It was early in my elementary school year, when I first learned about silent reading.
“Now open page 27 and read the paragraph silently,” my teacher said.
Bewildered, I opened my book and paused, wondering what that meant. I looked around and saw everyone staring, silently, at their books on their tables. Seemed easy.
So I looked back at mine, I opened my mouth, tried to start reading, but my voice came out. This is not right, I thought. I tried to read it again, this time I could manage to have my voice lower. The girl sitting next to me looked at me, amused.
“Just read it with your mouth closed,” she whispered.
So I did. But damn, that was impossible!
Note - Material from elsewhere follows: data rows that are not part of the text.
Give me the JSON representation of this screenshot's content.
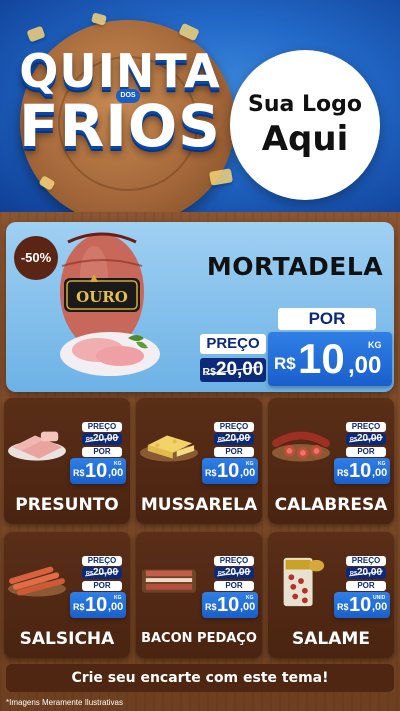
{
  "header": {
    "title_line1": "QUINTA",
    "title_small": "DOS",
    "title_line2": "FRIOS",
    "logo_line1": "Sua Logo",
    "logo_line2": "Aqui"
  },
  "featured": {
    "discount": "-50%",
    "name": "MORTADELA",
    "brand": "OURO",
    "price_label": "PREÇO",
    "old_currency": "R$",
    "old_price": "20,00",
    "por_label": "POR",
    "currency": "R$",
    "price_int": "10",
    "price_cents": ",00",
    "unit": "KG"
  },
  "products": [
    {
      "name": "PRESUNTO",
      "price_label": "PREÇO",
      "old_currency": "R$",
      "old_price": "20,00",
      "por_label": "POR",
      "currency": "R$",
      "price_int": "10",
      "price_cents": ",00",
      "unit": "KG"
    },
    {
      "name": "MUSSARELA",
      "price_label": "PREÇO",
      "old_currency": "R$",
      "old_price": "20,00",
      "por_label": "POR",
      "currency": "R$",
      "price_int": "10",
      "price_cents": ",00",
      "unit": "KG"
    },
    {
      "name": "CALABRESA",
      "price_label": "PREÇO",
      "old_currency": "R$",
      "old_price": "20,00",
      "por_label": "POR",
      "currency": "R$",
      "price_int": "10",
      "price_cents": ",00",
      "unit": "KG"
    },
    {
      "name": "SALSICHA",
      "price_label": "PREÇO",
      "old_currency": "R$",
      "old_price": "20,00",
      "por_label": "POR",
      "currency": "R$",
      "price_int": "10",
      "price_cents": ",00",
      "unit": "KG"
    },
    {
      "name": "BACON PEDAÇO",
      "price_label": "PREÇO",
      "old_currency": "R$",
      "old_price": "20,00",
      "por_label": "POR",
      "currency": "R$",
      "price_int": "10",
      "price_cents": ",00",
      "unit": "KG"
    },
    {
      "name": "SALAME",
      "price_label": "PREÇO",
      "old_currency": "R$",
      "old_price": "20,00",
      "por_label": "POR",
      "currency": "R$",
      "price_int": "10",
      "price_cents": ",00",
      "unit": "UNID"
    }
  ],
  "footer": {
    "cta": "Crie seu encarte com este tema!",
    "disclaimer": "*Imagens Meramente Ilustrativas"
  },
  "colors": {
    "header_blue": "#2268c6",
    "featured_bg": "#9fd0f2",
    "card_bg": "#5a2e17",
    "price_blue": "#1a5fcc",
    "label_navy": "#0d2a7a"
  }
}
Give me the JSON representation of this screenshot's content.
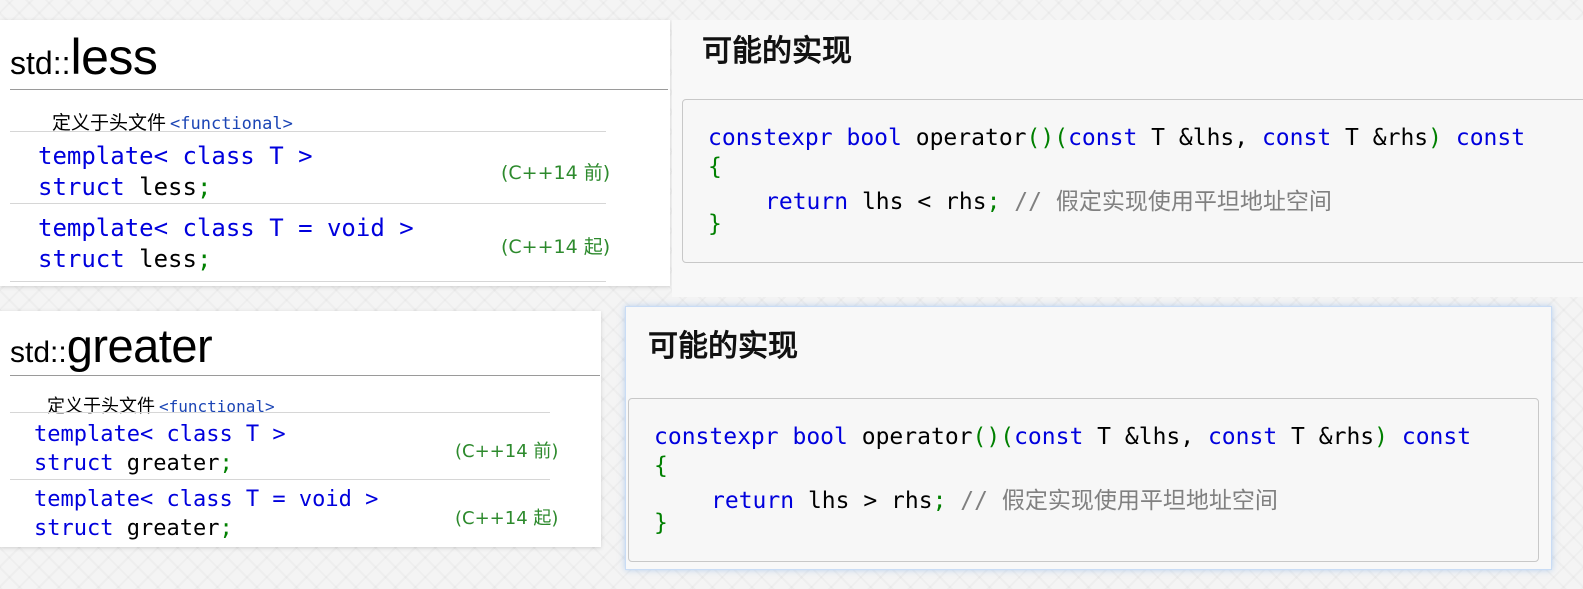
{
  "less": {
    "title_ns": "std::",
    "title_name": "less",
    "header_label": "定义于头文件",
    "header_file": "<functional>",
    "decls": [
      {
        "line1_kw": "template",
        "line1_rest": "< class T >",
        "line2_kw": "struct",
        "line2_name": " less",
        "line2_semi": ";",
        "version": "(C++14 前)"
      },
      {
        "line1_kw": "template",
        "line1_rest": "< class T = void >",
        "line2_kw": "struct",
        "line2_name": " less",
        "line2_semi": ";",
        "version": "(C++14 起)"
      }
    ],
    "impl": {
      "title": "可能的实现",
      "sig": {
        "kw1": "constexpr",
        "kw2": "bool",
        "fn": "operator",
        "p1": "()",
        "p2": "(",
        "kw3": "const",
        "t1": " T &lhs, ",
        "kw4": "const",
        "t2": " T &rhs",
        "p3": ")",
        "kw5": "const"
      },
      "open_brace": "{",
      "body": {
        "kw": "return",
        "expr": " lhs < rhs",
        "semi": ";",
        "comment": " // 假定实现使用平坦地址空间"
      },
      "close_brace": "}"
    }
  },
  "greater": {
    "title_ns": "std::",
    "title_name": "greater",
    "header_label": "定义于头文件",
    "header_file": "<functional>",
    "decls": [
      {
        "line1_kw": "template",
        "line1_rest": "< class T >",
        "line2_kw": "struct",
        "line2_name": " greater",
        "line2_semi": ";",
        "version": "(C++14 前)"
      },
      {
        "line1_kw": "template",
        "line1_rest": "< class T = void >",
        "line2_kw": "struct",
        "line2_name": " greater",
        "line2_semi": ";",
        "version": "(C++14 起)"
      }
    ],
    "impl": {
      "title": "可能的实现",
      "sig": {
        "kw1": "constexpr",
        "kw2": "bool",
        "fn": "operator",
        "p1": "()",
        "p2": "(",
        "kw3": "const",
        "t1": " T &lhs, ",
        "kw4": "const",
        "t2": " T &rhs",
        "p3": ")",
        "kw5": "const"
      },
      "open_brace": "{",
      "body": {
        "kw": "return",
        "expr": " lhs > rhs",
        "semi": ";",
        "comment": " // 假定实现使用平坦地址空间"
      },
      "close_brace": "}"
    }
  }
}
Every time I try, I couldn’t do what seemed so easy for the rest of my classmates. I felt like an idiot. It was really frustrating. I spent the hours hoping the teacher would not ask me any questions.
The next day some kind of miracle happened.
It was a lazy afternoon when I pretended to be busy with an open book on my lap. I stared at the boring text there, contemplating words by words. AT first, it was just about going though words. Then I realized I was reading those words from the beginning to the end of that page. Voila! Just like that I started to read silently with my mouth shut. It was so magical.